Primary Outcomes
Primary Outcomes (end points)
Measures of voter efficacy, politician effort, accountability, and voting behavior.
Primary Outcomes (explanation)
Secondary Outcomes
Secondary Outcomes (end points)
Secondary Outcomes (explanation)
Experimental Design
Experimental Design
We randomize our intervention at three levels: the politician level, the polling station level, and the household level.

At the politician level, we randomize whether or not a politician has access to the new technology. From a list of provincial parliamentarians with whom we are able to collaborate, we select 20 politicians to be in the treated group who we will work with over the course of this intervention and sort 20 politicians into a control condition.

For each treated politician, we randomly select 5 polling station areas in his constituency where we carry out the intervention. In these polling stations, we collect phone numbers at baseline and then place robo-calls and collect feedback from constituents. In control polling station areas, we carry out no activities at the level of voters. We split our 5 treated polling station areas into two groups: 3 high saturation and 2 low saturation polling stations. In high saturation polling stations, we survey 50% of households in our baseline and treat a subset of those. In low saturation polling station areas, we survey 25% of the households in our baseline.
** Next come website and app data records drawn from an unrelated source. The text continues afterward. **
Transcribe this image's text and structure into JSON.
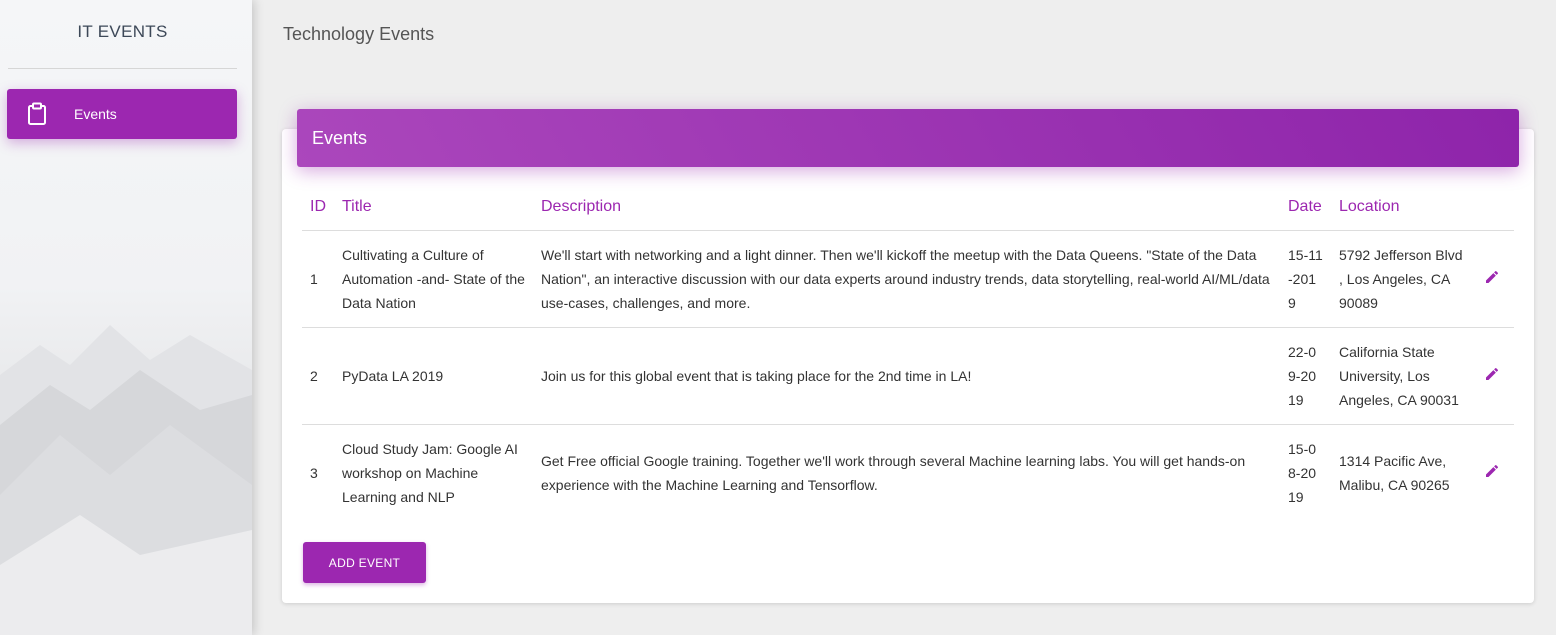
{
  "sidebar": {
    "brand": "IT EVENTS",
    "items": [
      {
        "label": "Events",
        "icon": "clipboard-icon",
        "active": true
      }
    ]
  },
  "page": {
    "title": "Technology Events"
  },
  "card": {
    "title": "Events",
    "columns": [
      "ID",
      "Title",
      "Description",
      "Date",
      "Location"
    ],
    "rows": [
      {
        "id": "1",
        "title": "Cultivating a Culture of Automation -and- State of the Data Nation",
        "description": "We'll start with networking and a light dinner. Then we'll kickoff the meetup with the Data Queens. \"State of the Data Nation\", an interactive discussion with our data experts around industry trends, data storytelling, real-world AI/ML/data use-cases, challenges, and more.",
        "date": "15-11-2019",
        "location": "5792 Jefferson Blvd , Los Angeles, CA 90089"
      },
      {
        "id": "2",
        "title": "PyData LA 2019",
        "description": "Join us for this global event that is taking place for the 2nd time in LA!",
        "date": "22-09-2019",
        "location": "California State University, Los Angeles, CA 90031"
      },
      {
        "id": "3",
        "title": "Cloud Study Jam: Google AI workshop on Machine Learning and NLP",
        "description": "Get Free official Google training. Together we'll work through several Machine learning labs. You will get hands-on experience with the Machine Learning and Tensorflow.",
        "date": "15-08-2019",
        "location": "1314 Pacific Ave, Malibu, CA 90265"
      }
    ],
    "add_button": "ADD EVENT"
  },
  "colors": {
    "accent": "#9c27b0",
    "header_gradient_start": "#ab47bc",
    "header_gradient_end": "#8e24aa"
  },
  "icons": {
    "edit": "pencil-icon"
  }
}
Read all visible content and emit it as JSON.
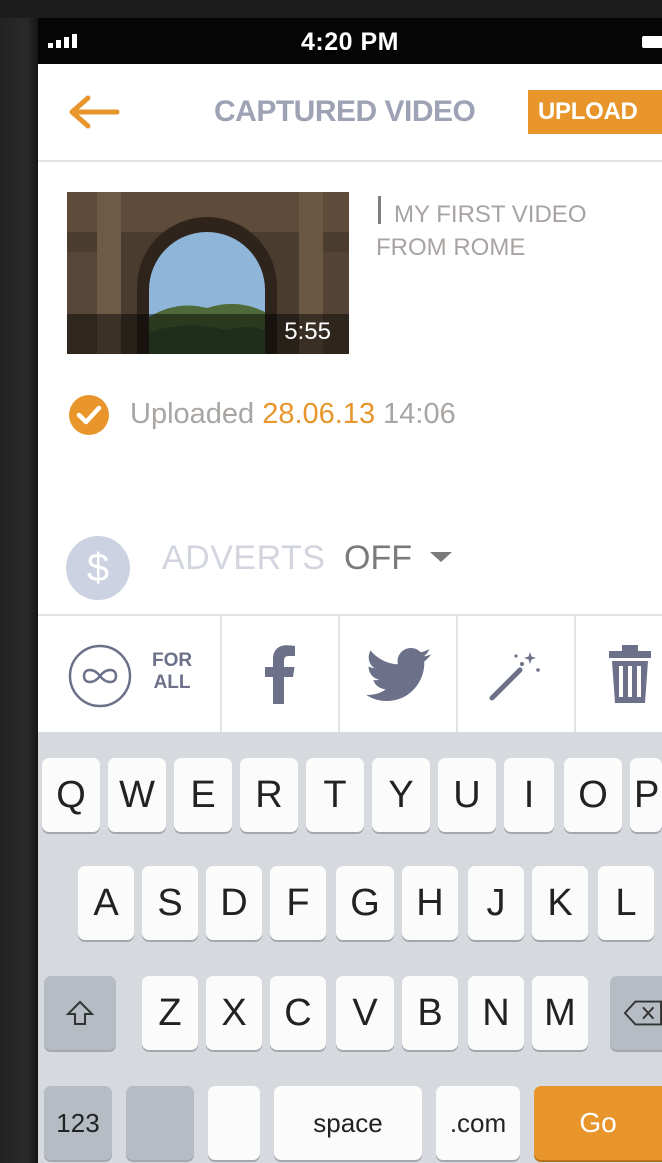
{
  "status_bar": {
    "time": "4:20 PM"
  },
  "header": {
    "title": "CAPTURED VIDEO",
    "upload_label": "UPLOAD"
  },
  "video": {
    "duration": "5:55",
    "caption": "MY FIRST VIDEO FROM ROME"
  },
  "upload_status": {
    "label": "Uploaded",
    "date": "28.06.13",
    "time": "14:06"
  },
  "adverts": {
    "icon_symbol": "$",
    "label": "ADVERTS",
    "value": "OFF"
  },
  "share": {
    "for_all_line1": "FOR",
    "for_all_line2": "ALL",
    "icons": [
      "for-all-icon",
      "facebook-icon",
      "twitter-icon",
      "magic-wand-icon",
      "trash-icon"
    ]
  },
  "keyboard": {
    "row1": [
      "Q",
      "W",
      "E",
      "R",
      "T",
      "Y",
      "U",
      "I",
      "O",
      "P"
    ],
    "row2": [
      "A",
      "S",
      "D",
      "F",
      "G",
      "H",
      "J",
      "K",
      "L"
    ],
    "row3": [
      "Z",
      "X",
      "C",
      "V",
      "B",
      "N",
      "M"
    ],
    "numbers_label": "123",
    "space_label": "space",
    "dotcom_label": ".com",
    "go_label": "Go"
  },
  "colors": {
    "accent": "#e8962b",
    "title": "#9da2b5",
    "icon": "#6c7189",
    "keyboard_bg": "#d6d9de"
  }
}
This saturation design allows us to test for spillover effects of our intervention.

Within treated polling station areas, we treat roughly 60% of the sampled households. For example, this means in the high saturation polling stations (where we sample 50% of the households), we end up treating a total of 30% of the households in that polling station area. In the low saturation polling stations (where we sample 25% of the households), we end up treating a total of 15% of the households in that polling station area. At the individual level, we randomize: (1) the number of messages they receive; (2) the types of questions they are asked; (3) whether they give no feedback, feedback just using their touch pad, or recorded feedback; and (3) how responsive the MPA is to their feedback in the form of a follow up robo-call or personalized message.
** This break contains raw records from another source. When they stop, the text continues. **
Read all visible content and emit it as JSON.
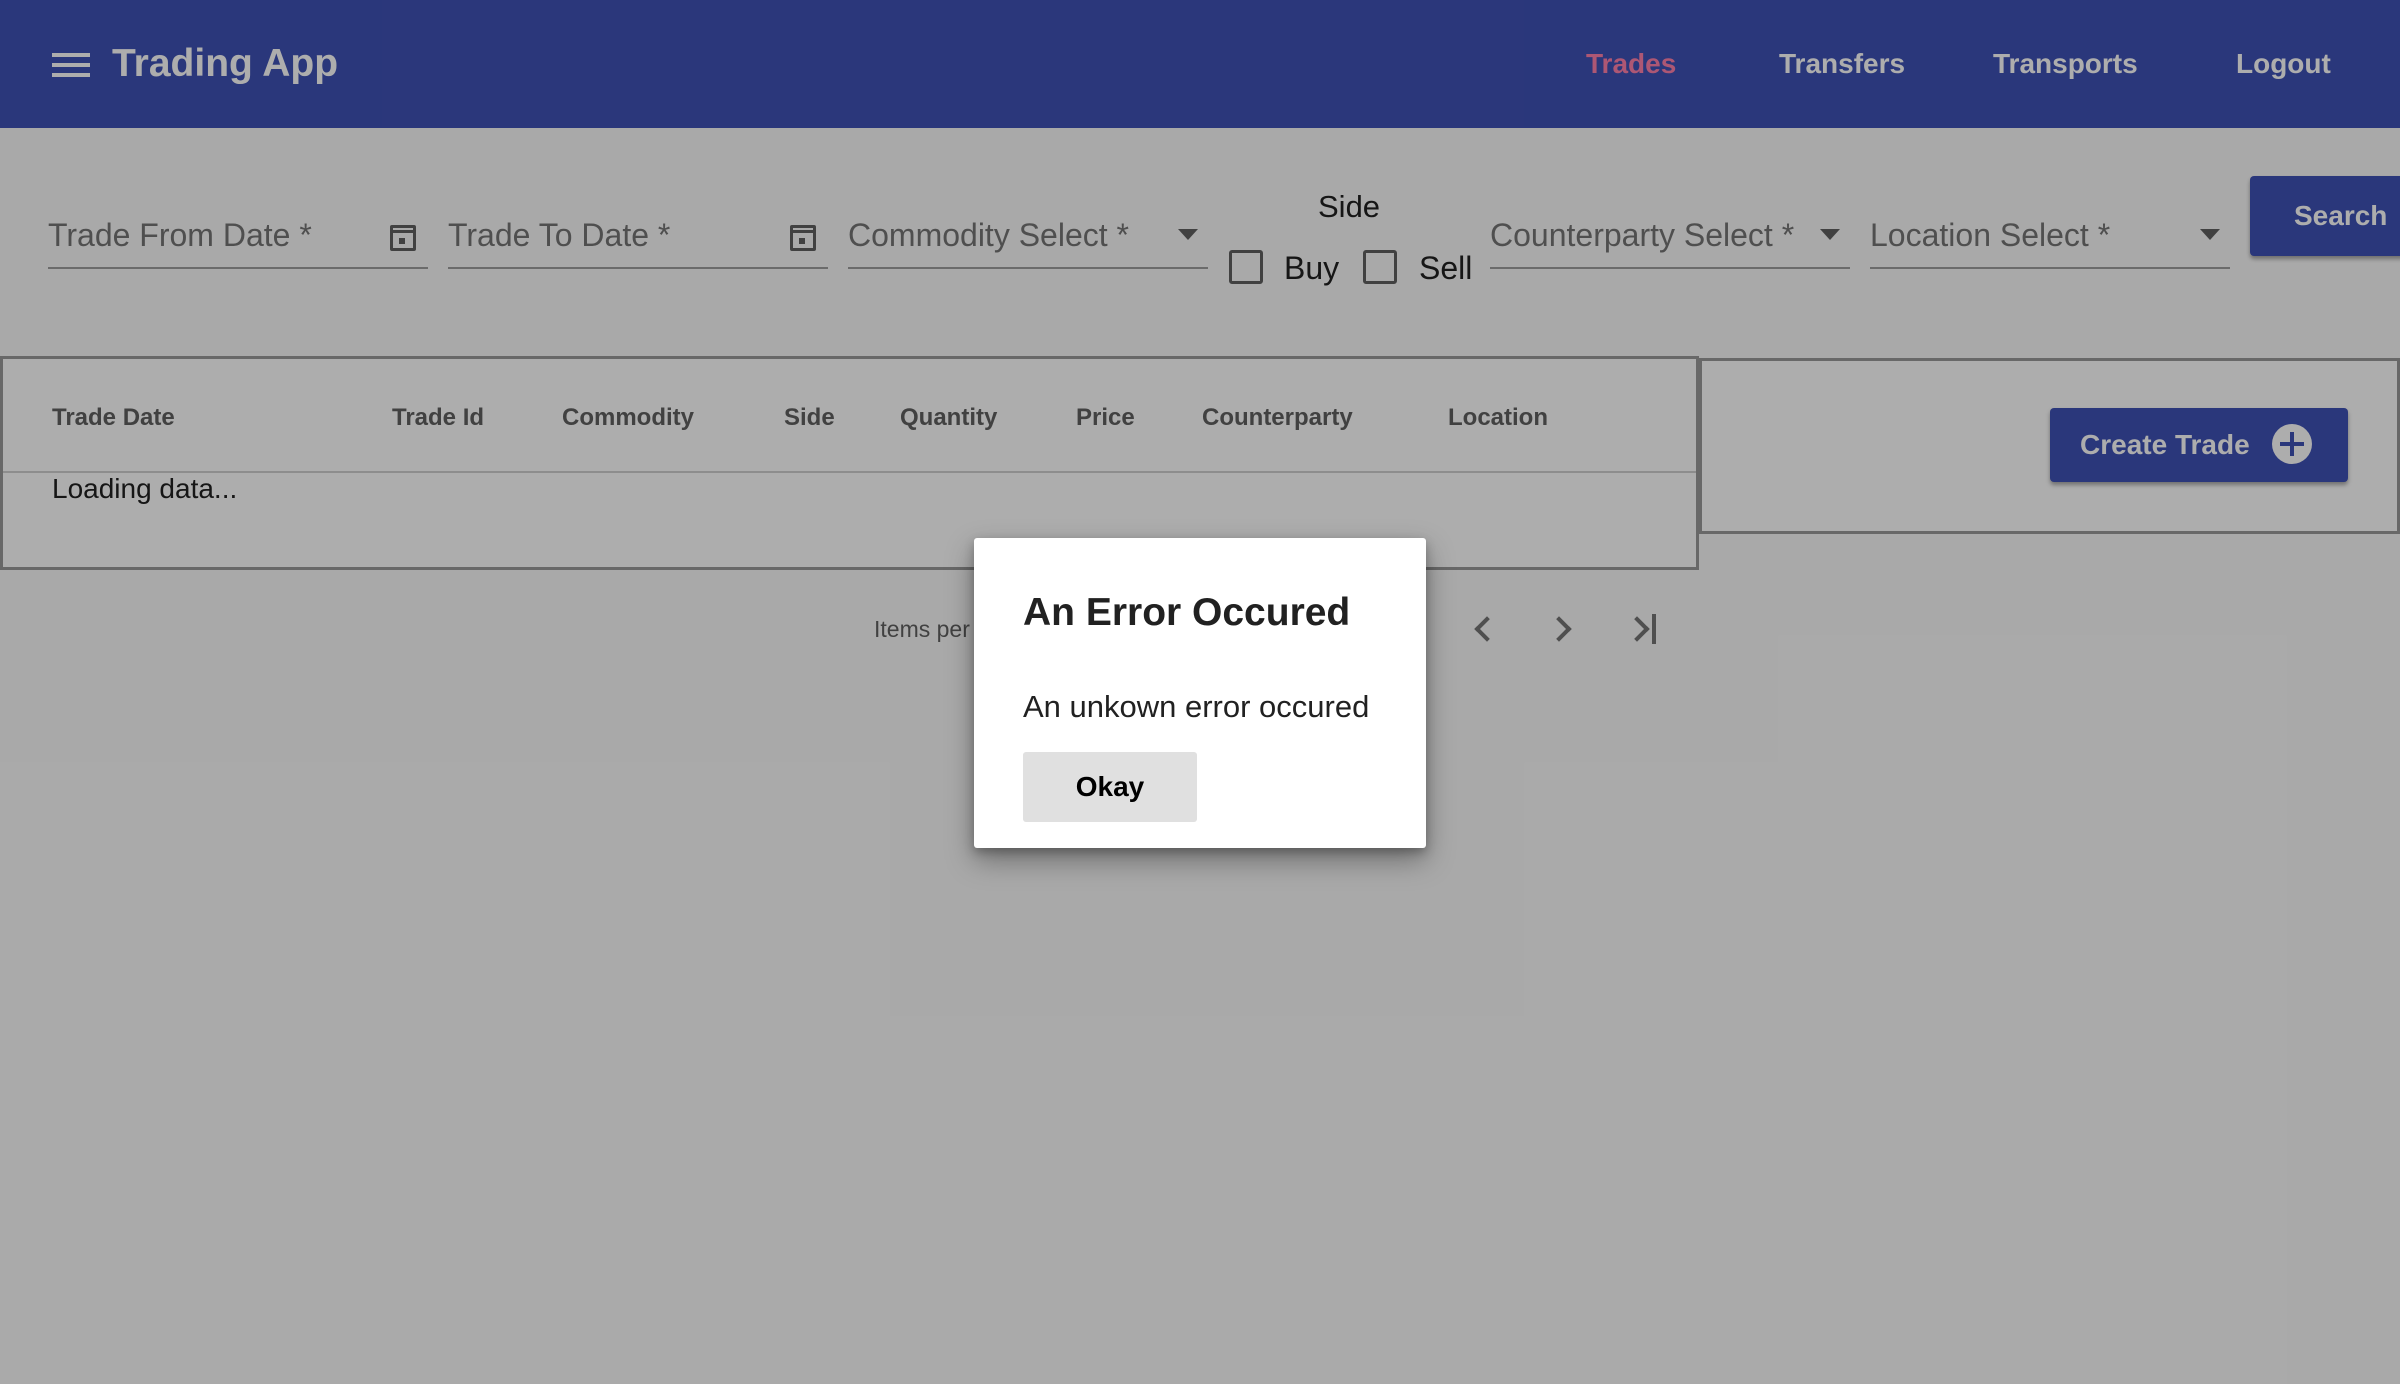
{
  "app": {
    "title": "Trading App"
  },
  "nav": {
    "items": [
      {
        "label": "Trades",
        "active": true
      },
      {
        "label": "Transfers",
        "active": false
      },
      {
        "label": "Transports",
        "active": false
      },
      {
        "label": "Logout",
        "active": false
      }
    ]
  },
  "filters": {
    "trade_from_date": {
      "placeholder": "Trade From Date *",
      "icon": "calendar-icon"
    },
    "trade_to_date": {
      "placeholder": "Trade To Date *",
      "icon": "calendar-icon"
    },
    "commodity": {
      "placeholder": "Commodity Select *"
    },
    "side": {
      "label": "Side",
      "options": [
        {
          "label": "Buy",
          "checked": false
        },
        {
          "label": "Sell",
          "checked": false
        }
      ]
    },
    "counterparty": {
      "placeholder": "Counterparty Select *"
    },
    "location": {
      "placeholder": "Location Select *"
    },
    "search_label": "Search"
  },
  "table": {
    "columns": [
      "Trade Date",
      "Trade Id",
      "Commodity",
      "Side",
      "Quantity",
      "Price",
      "Counterparty",
      "Location"
    ],
    "status": "Loading data..."
  },
  "paginator": {
    "items_per_page_label": "Items per"
  },
  "actions": {
    "create_trade_label": "Create Trade"
  },
  "dialog": {
    "title": "An Error Occured",
    "message": "An unkown error occured",
    "button_label": "Okay"
  },
  "colors": {
    "primary": "#3f51b5",
    "accent": "#ff80ab",
    "backdrop": "rgba(0,0,0,0.32)"
  }
}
Because our respondents are all male heads of households, but women vote in separate polling stations, we can also measure intra-household spillover by examining outcomes at female-only polling stations in treated and control areas.
Experimental Design Details
Randomization Method
Randomizations using computer.
Randomization Unit
Some treatments will be administered at the politician level, some at the polling station level, and some at the household level. We randomize at all three levels.
Was the treatment clustered?
Yes
Experiment Characteristics
Sample size: planned number of clusters
We put 20 politicians into treatment and 20 into control; treating 5 polling stations per politician; treating roughly 75 or 150 households per polling station area.
Sample size: planned number of observations
20 treated politicians and a variable number of control politicians depending on the outcome, 100 treated and a variable number of control polling stations depending on the outcome, and 12,000 male heads of household.
Sample size (or number of clusters) by treatment arms
20 treated politicians and a variable number of control politicians depending on the outcome, 100 treated and a variable number of control polling stations depending on the outcome, and 12,000 male heads of household divided among several treatment arms.
Minimum detectable effect size for main outcomes (accounting for sample design and clustering)
IRB
INSTITUTIONAL REVIEW BOARDS (IRBs)
IRB Name
University of California Los Angeles, Office of the Human Research Protection Program
IRB Approval Date
2017-06-19
IRB Approval Number
17-000182-AM-00002
IRB Name
Because our respondents are all male heads of households, but women vote in separate polling stations, we can also measure intra-household spillover by examining outcomes at female-only polling stations in treated and control areas.
IRB Approval Date
2017-03-01
IRB Approval Number
17-000182-AM-00001
Post-Trial
Post Trial Information
Study Withdrawal
Intervention
Is the intervention completed?
No
Is data collection complete?
Data Publication
Data Publication
Is public data available?
No
Program Files
Program Files
Reports and Papers
Preliminary Reports
Relevant Papers